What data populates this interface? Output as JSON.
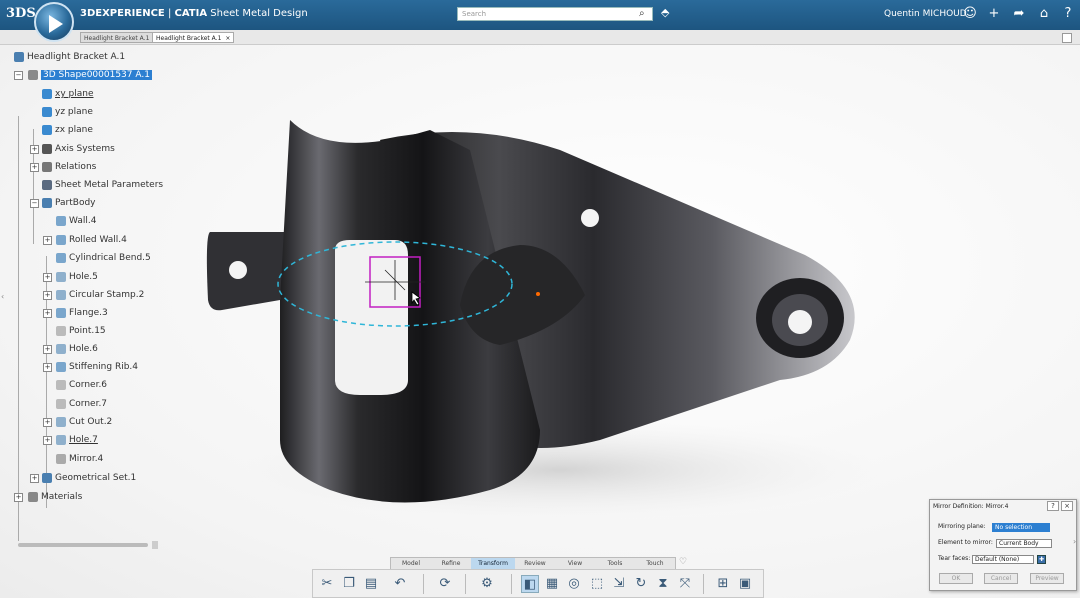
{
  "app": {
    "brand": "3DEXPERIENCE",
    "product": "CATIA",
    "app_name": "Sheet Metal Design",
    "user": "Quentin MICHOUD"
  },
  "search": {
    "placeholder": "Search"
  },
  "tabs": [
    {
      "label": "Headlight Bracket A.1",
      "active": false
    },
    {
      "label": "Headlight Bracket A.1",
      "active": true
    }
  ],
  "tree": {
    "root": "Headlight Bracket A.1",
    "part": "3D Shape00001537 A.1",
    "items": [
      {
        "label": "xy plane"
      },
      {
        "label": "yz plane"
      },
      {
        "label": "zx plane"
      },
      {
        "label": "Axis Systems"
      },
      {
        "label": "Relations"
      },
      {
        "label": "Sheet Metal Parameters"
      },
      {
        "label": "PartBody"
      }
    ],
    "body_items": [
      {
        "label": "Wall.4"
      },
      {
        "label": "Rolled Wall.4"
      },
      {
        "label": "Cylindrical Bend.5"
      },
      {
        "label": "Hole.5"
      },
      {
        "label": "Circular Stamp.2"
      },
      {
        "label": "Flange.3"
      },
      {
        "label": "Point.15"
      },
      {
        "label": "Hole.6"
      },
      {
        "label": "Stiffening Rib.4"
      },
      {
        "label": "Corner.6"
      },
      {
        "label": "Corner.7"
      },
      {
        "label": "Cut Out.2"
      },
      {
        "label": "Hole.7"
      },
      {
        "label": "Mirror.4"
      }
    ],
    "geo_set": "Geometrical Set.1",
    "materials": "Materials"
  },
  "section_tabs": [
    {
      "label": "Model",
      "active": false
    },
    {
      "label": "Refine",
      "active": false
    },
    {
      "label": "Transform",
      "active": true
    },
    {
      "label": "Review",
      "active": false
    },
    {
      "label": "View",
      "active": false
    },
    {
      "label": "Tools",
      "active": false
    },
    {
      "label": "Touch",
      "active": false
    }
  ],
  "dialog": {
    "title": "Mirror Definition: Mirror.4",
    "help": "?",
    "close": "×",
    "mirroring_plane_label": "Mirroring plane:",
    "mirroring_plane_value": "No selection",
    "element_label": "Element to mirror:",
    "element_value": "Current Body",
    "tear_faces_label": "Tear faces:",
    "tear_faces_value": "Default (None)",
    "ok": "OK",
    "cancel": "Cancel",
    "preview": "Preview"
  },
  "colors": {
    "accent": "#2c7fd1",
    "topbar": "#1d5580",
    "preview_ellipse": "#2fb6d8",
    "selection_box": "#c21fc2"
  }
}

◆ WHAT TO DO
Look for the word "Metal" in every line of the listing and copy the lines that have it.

◆ RESULT OF THIS TASK
    "app_name": "Sheet Metal Design",
        "label": "Sheet Metal Parameters"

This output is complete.